There are two key national trade wholesalers: Yong Poon Book Centre, which is also known as YP Book Centre; and Kyobo Book Centre. Of these two, Kyobo Book Centre is the most important importer and is the largest account by some way for most UK publishers. Other importers apart from Young Poon (YP) Books are Tongbang Books, JY (children's), and for the education market, MoonjinMedia, and Language World. About 80 per cent of imported trade books in English are of US origin. This is for the usual reasons: US pocketbooks (paperbacks) are cheaper than the UK editions, and book-buying Koreans were usually educated in the US. American culture dominates, but there are pockets of UK success: children's - especially picture books (Anthony Browne), art and design, literary fiction, abridged classics and religion. Online retailers now have a major share of the market and UK publishers need to ensure that they have access to the main local players: Kyobo, Yes 24, Aladdin and Interpark.
As stated above, ebooks are finally starting to take off and have averaged over 25 per cent annual growth from 2006 to 2010. Now that customers are free to download ebooks from Apple, and now that the Samsung Galaxy tablet is launched, this market is bound to increase rapidly (the local forecast is a tripling in three years) and publishers and rights agents should be ready. They need to ensure that Korean customers can easily download UK titles in English, perhaps through a local web site. They also need to ensure good IP security of course! Most of the general trade importers seek high discounts off list price from UK publishers (with the argument that this is the only way they can be competitive with their US counterparts) and extended payment terms of up to 180 days.
Children's book market
This is an excellent market segment for UK publishers, but as stated above it is often difficult to know where imported titles are going: to retail or to schools, or to parents. Especially where titles have an educational or reference value, they can be distributed either through door-to-door and subscription service channels to the after-school segment, or through the trade. For trade titles, author visits to Korea can make a major difference, as exemplified by Anthony Browne. UK picture books are very popular, though there is plenty of competition in the rights market from European publishers. The door-to-door publishers are looking for large packs of materials to sell to parents for their children at around US$800 (£500), so they might be interested in a reading scheme, a phonics series, graded readers and content materials such as mathematics, science and environmental studies. The largest door-to-door and subscription services publishers have a regular requirement to update and refresh their content across their whole range of products and are very willing buyers of Korean language rights for the right kind of materials.
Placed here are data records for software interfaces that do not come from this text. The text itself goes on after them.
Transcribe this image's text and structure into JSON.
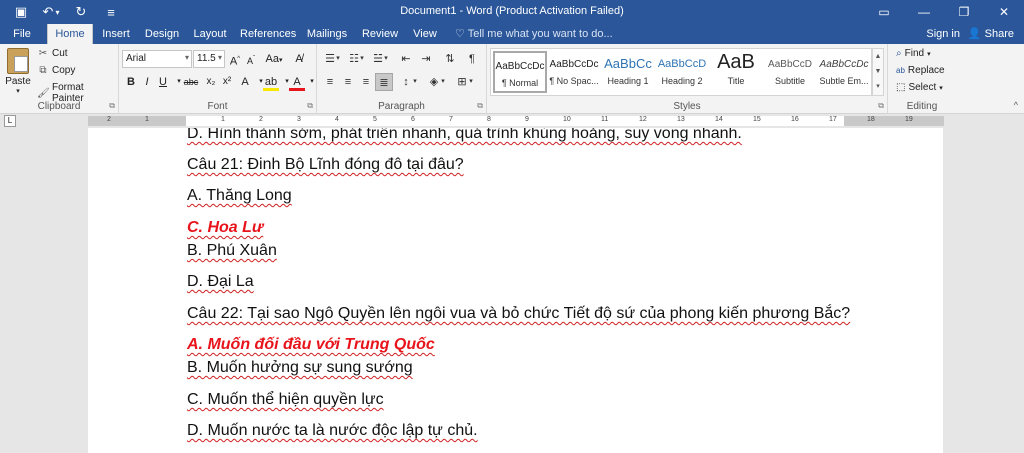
{
  "window": {
    "title": "Document1 - Word (Product Activation Failed)"
  },
  "qat": {
    "save_icon": "save-icon",
    "undo_icon": "undo-icon",
    "redo_icon": "redo-icon",
    "customize_icon": "customize-icon"
  },
  "tabs": [
    {
      "label": "File"
    },
    {
      "label": "Home"
    },
    {
      "label": "Insert"
    },
    {
      "label": "Design"
    },
    {
      "label": "Layout"
    },
    {
      "label": "References"
    },
    {
      "label": "Mailings"
    },
    {
      "label": "Review"
    },
    {
      "label": "View"
    }
  ],
  "active_tab": "Home",
  "tell_me": "Tell me what you want to do...",
  "account": {
    "signin": "Sign in",
    "share": "Share"
  },
  "clipboard": {
    "label": "Clipboard",
    "paste": "Paste",
    "cut": "Cut",
    "copy": "Copy",
    "format_painter": "Format Painter"
  },
  "font": {
    "label": "Font",
    "family": "Arial",
    "size": "11.5",
    "grow": "A",
    "shrink": "A",
    "case": "Aa",
    "bold": "B",
    "italic": "I",
    "underline": "U",
    "strike": "abc",
    "subscript": "x₂",
    "superscript": "x²",
    "font_color": "A"
  },
  "paragraph": {
    "label": "Paragraph"
  },
  "styles": {
    "label": "Styles",
    "items": [
      {
        "sample": "AaBbCcDc",
        "name": "¶ Normal"
      },
      {
        "sample": "AaBbCcDc",
        "name": "¶ No Spac..."
      },
      {
        "sample": "AaBbCc",
        "name": "Heading 1"
      },
      {
        "sample": "AaBbCcD",
        "name": "Heading 2"
      },
      {
        "sample": "AaB",
        "name": "Title"
      },
      {
        "sample": "AaBbCcD",
        "name": "Subtitle"
      },
      {
        "sample": "AaBbCcDc",
        "name": "Subtle Em..."
      }
    ]
  },
  "editing": {
    "label": "Editing",
    "find": "Find",
    "replace": "Replace",
    "select": "Select"
  },
  "ruler": {
    "ticks": [
      "2",
      "1",
      "1",
      "2",
      "3",
      "4",
      "5",
      "6",
      "7",
      "8",
      "9",
      "10",
      "11",
      "12",
      "13",
      "14",
      "15",
      "16",
      "17",
      "18",
      "19"
    ]
  },
  "document": {
    "paragraphs": [
      {
        "text": "D. Hình thành sớm, phát triển nhanh, quá trình khủng hoảng, suy vong nhanh.",
        "answer": false
      },
      {
        "text": "Câu 21: Đinh Bộ Lĩnh đóng đô tại đâu?",
        "answer": false
      },
      {
        "text": "A. Thăng Long",
        "answer": false
      },
      {
        "text": "C. Hoa Lư",
        "answer": true
      },
      {
        "text": "B. Phú Xuân",
        "answer": false
      },
      {
        "text": "D. Đại La",
        "answer": false
      },
      {
        "text": "Câu 22: Tại sao Ngô Quyền lên ngôi vua và bỏ chức Tiết độ sứ của phong kiến phương Bắc?",
        "answer": false
      },
      {
        "text": "A. Muốn đối đầu với Trung Quốc",
        "answer": true
      },
      {
        "text": "B. Muốn hưởng sự sung sướng",
        "answer": false
      },
      {
        "text": "C. Muốn thể hiện quyền lực",
        "answer": false
      },
      {
        "text": "D. Muốn nước ta là nước độc lập tự chủ.",
        "answer": false
      }
    ]
  },
  "colors": {
    "title_bar": "#2b579a",
    "ribbon": "#f3f3f3",
    "answer_red": "#e8141c",
    "workspace": "#e6e6e6"
  }
}
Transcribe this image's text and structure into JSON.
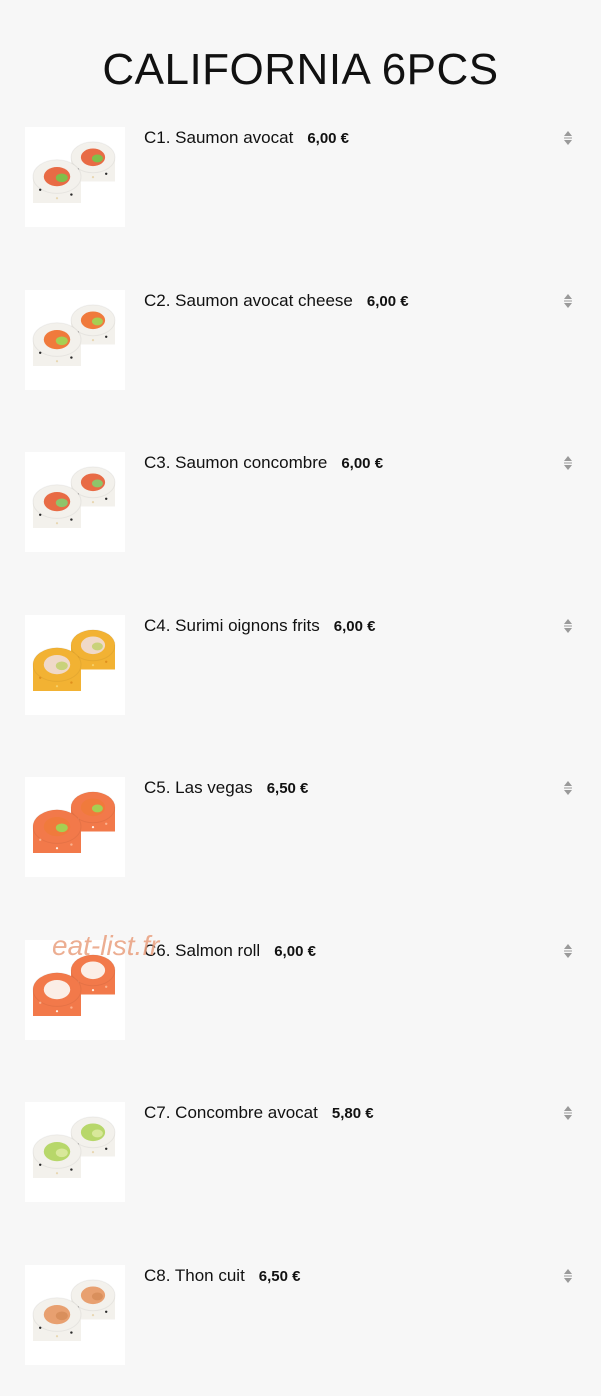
{
  "page": {
    "title": "CALIFORNIA 6PCS"
  },
  "watermark": "eat-list.fr",
  "items": [
    {
      "label": "C1. Saumon avocat",
      "price": "6,00 €",
      "image": "salmon-avocado-roll",
      "rice": "white",
      "filling": [
        "#e86b45",
        "#7fbf4a"
      ]
    },
    {
      "label": "C2. Saumon avocat cheese",
      "price": "6,00 €",
      "image": "salmon-avocado-cheese-roll",
      "rice": "white",
      "filling": [
        "#f07a3c",
        "#a6cf52"
      ]
    },
    {
      "label": "C3. Saumon concombre",
      "price": "6,00 €",
      "image": "salmon-cucumber-roll",
      "rice": "white",
      "filling": [
        "#e86b45",
        "#8fc46a"
      ]
    },
    {
      "label": "C4. Surimi oignons frits",
      "price": "6,00 €",
      "image": "surimi-fried-onion-roll",
      "rice": "gold",
      "filling": [
        "#f0d9c8",
        "#c9d27a"
      ]
    },
    {
      "label": "C5. Las vegas",
      "price": "6,50 €",
      "image": "las-vegas-roll",
      "rice": "salmon",
      "filling": [
        "#f07a3c",
        "#a6cf52"
      ]
    },
    {
      "label": "C6. Salmon roll",
      "price": "6,00 €",
      "image": "salmon-roll",
      "rice": "salmon",
      "filling": [
        "#fbeee6",
        "#fbeee6"
      ]
    },
    {
      "label": "C7. Concombre avocat",
      "price": "5,80 €",
      "image": "cucumber-avocado-roll",
      "rice": "white",
      "filling": [
        "#b7d76a",
        "#d8e89a"
      ]
    },
    {
      "label": "C8. Thon cuit",
      "price": "6,50 €",
      "image": "cooked-tuna-roll",
      "rice": "white",
      "filling": [
        "#e8a070",
        "#d98f5c"
      ]
    }
  ]
}
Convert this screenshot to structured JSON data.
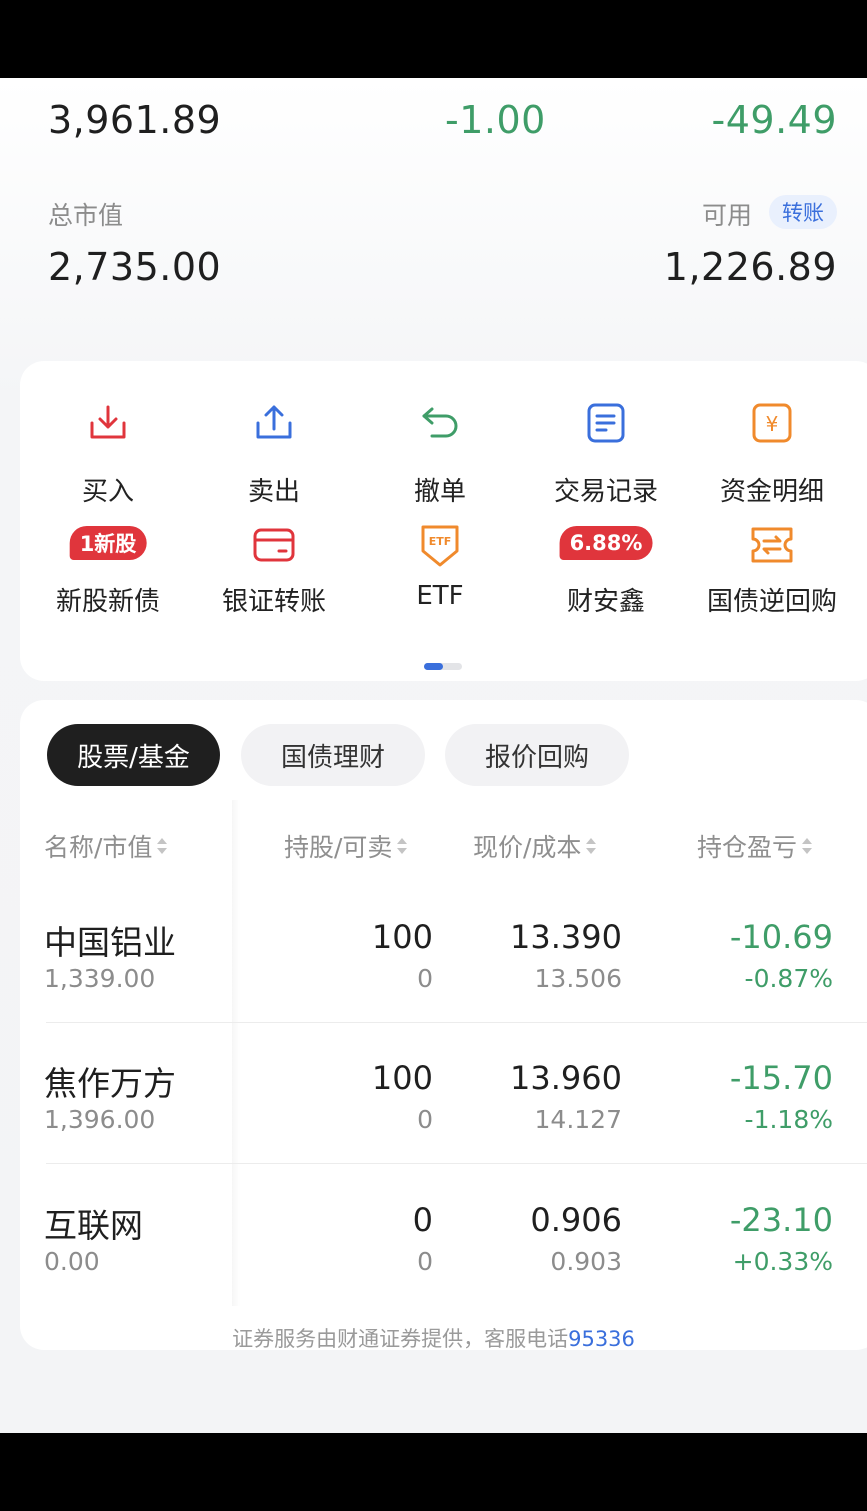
{
  "summary": {
    "total_assets": "3,961.89",
    "today_pl": "-1.00",
    "position_pl": "-49.49",
    "market_value_label": "总市值",
    "market_value": "2,735.00",
    "available_label": "可用",
    "transfer_badge": "转账",
    "available": "1,226.89"
  },
  "quick_actions": [
    {
      "label": "买入",
      "icon": "download-icon",
      "color": "#e0353c"
    },
    {
      "label": "卖出",
      "icon": "upload-icon",
      "color": "#3a6fdc"
    },
    {
      "label": "撤单",
      "icon": "undo-icon",
      "color": "#3f9d68"
    },
    {
      "label": "交易记录",
      "icon": "document-icon",
      "color": "#3a6fdc"
    },
    {
      "label": "资金明细",
      "icon": "yuan-icon",
      "color": "#f08a2c"
    },
    {
      "label": "新股新债",
      "icon": "new-ipo-badge",
      "badge": "1新股",
      "color": "#e0353c"
    },
    {
      "label": "银证转账",
      "icon": "card-icon",
      "color": "#e0353c"
    },
    {
      "label": "ETF",
      "icon": "etf-shield-icon",
      "color": "#f08a2c"
    },
    {
      "label": "财安鑫",
      "icon": "rate-badge",
      "badge": "6.88%",
      "color": "#e0353c"
    },
    {
      "label": "国债逆回购",
      "icon": "exchange-ticket-icon",
      "color": "#f08a2c"
    }
  ],
  "tabs": [
    {
      "label": "股票/基金",
      "active": true
    },
    {
      "label": "国债理财",
      "active": false
    },
    {
      "label": "报价回购",
      "active": false
    }
  ],
  "columns": [
    "名称/市值",
    "持股/可卖",
    "现价/成本",
    "持仓盈亏"
  ],
  "holdings": [
    {
      "name": "中国铝业",
      "market_value": "1,339.00",
      "shares": "100",
      "sellable": "0",
      "price": "13.390",
      "cost": "13.506",
      "pl": "-10.69",
      "pl_pct": "-0.87%"
    },
    {
      "name": "焦作万方",
      "market_value": "1,396.00",
      "shares": "100",
      "sellable": "0",
      "price": "13.960",
      "cost": "14.127",
      "pl": "-15.70",
      "pl_pct": "-1.18%"
    },
    {
      "name": "互联网",
      "market_value": "0.00",
      "shares": "0",
      "sellable": "0",
      "price": "0.906",
      "cost": "0.903",
      "pl": "-23.10",
      "pl_pct": "+0.33%"
    }
  ],
  "footer": {
    "text": "证券服务由财通证券提供，客服电话",
    "phone": "95336"
  }
}
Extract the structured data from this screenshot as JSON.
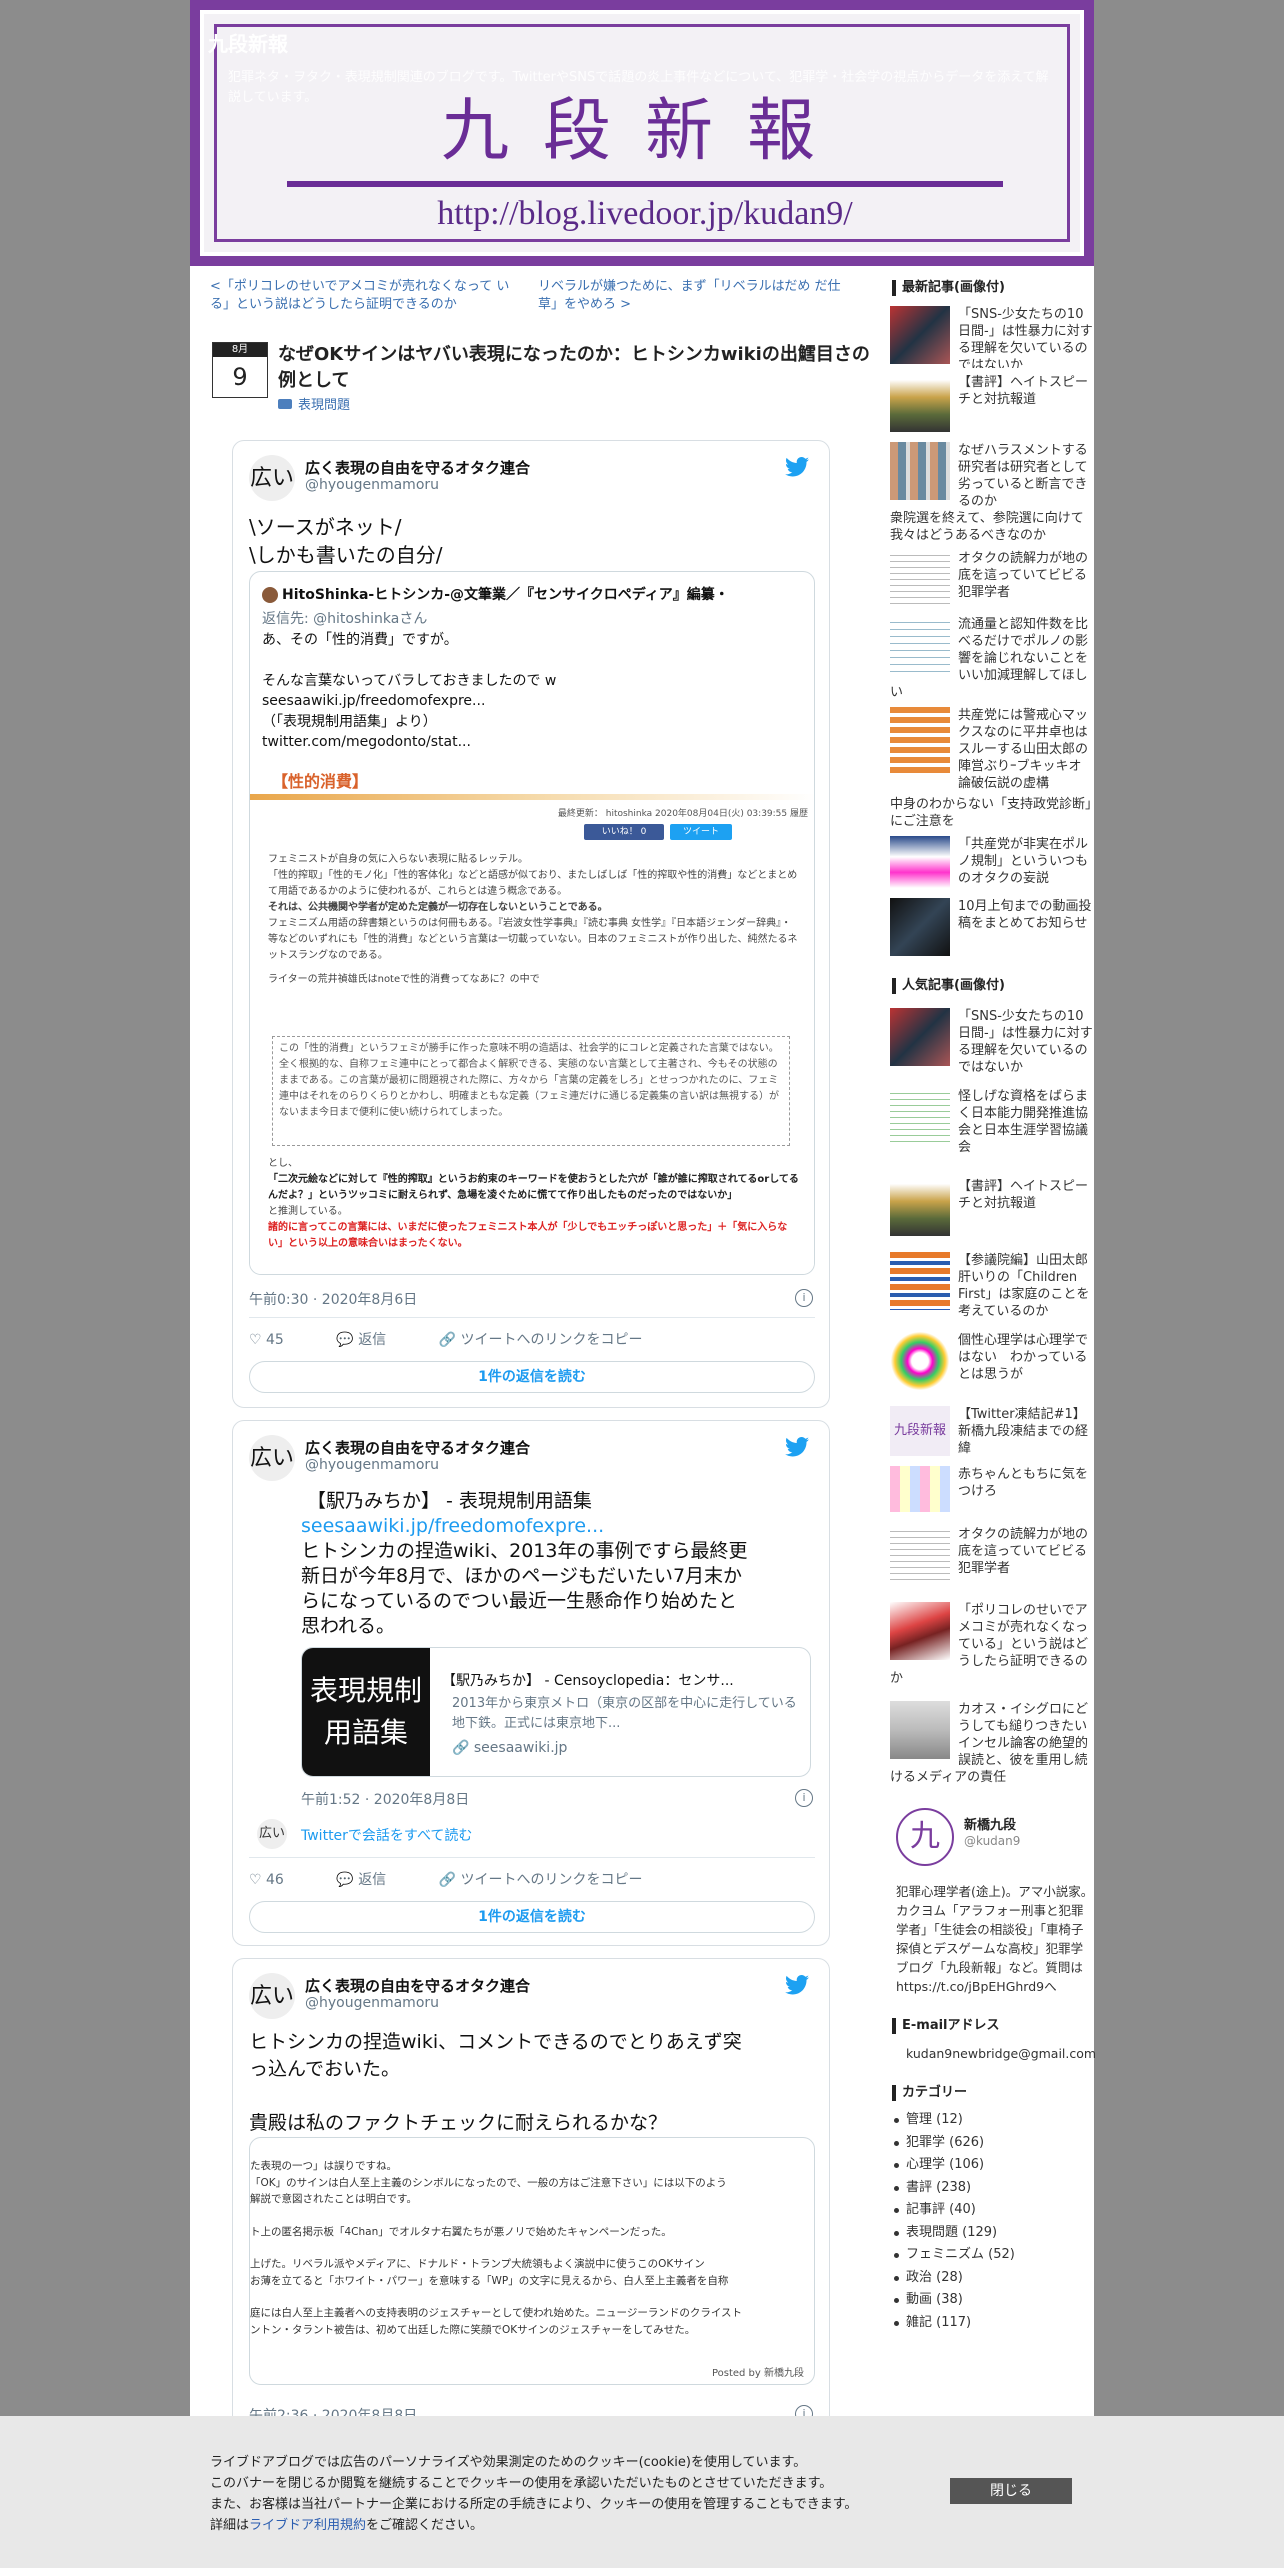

The four key publishers in this arena are Kyowon, Woongjin ThinkBig, Hansol and Daekyo, all of whom have long experience of successful collaborations of one type or another with overseas publishers.
This is an extract from Rob Francis's executive summary. The full report is available to PA members and GPI subscribers at the PA website.
BookBrunch is delighted to be collaborating with the Publishers Association in featuring the Global Publishing Information reports. GPI is the PA's online database of publishing market reports, compiled initially for the UK publishing industry as part of the PA's commitment to market development. The reports offer a resource of great significance to the wider community of organisations exporting to, and investing in, the countries featured. BookBrunch will feature the Executive Summary from each, as and when they appear.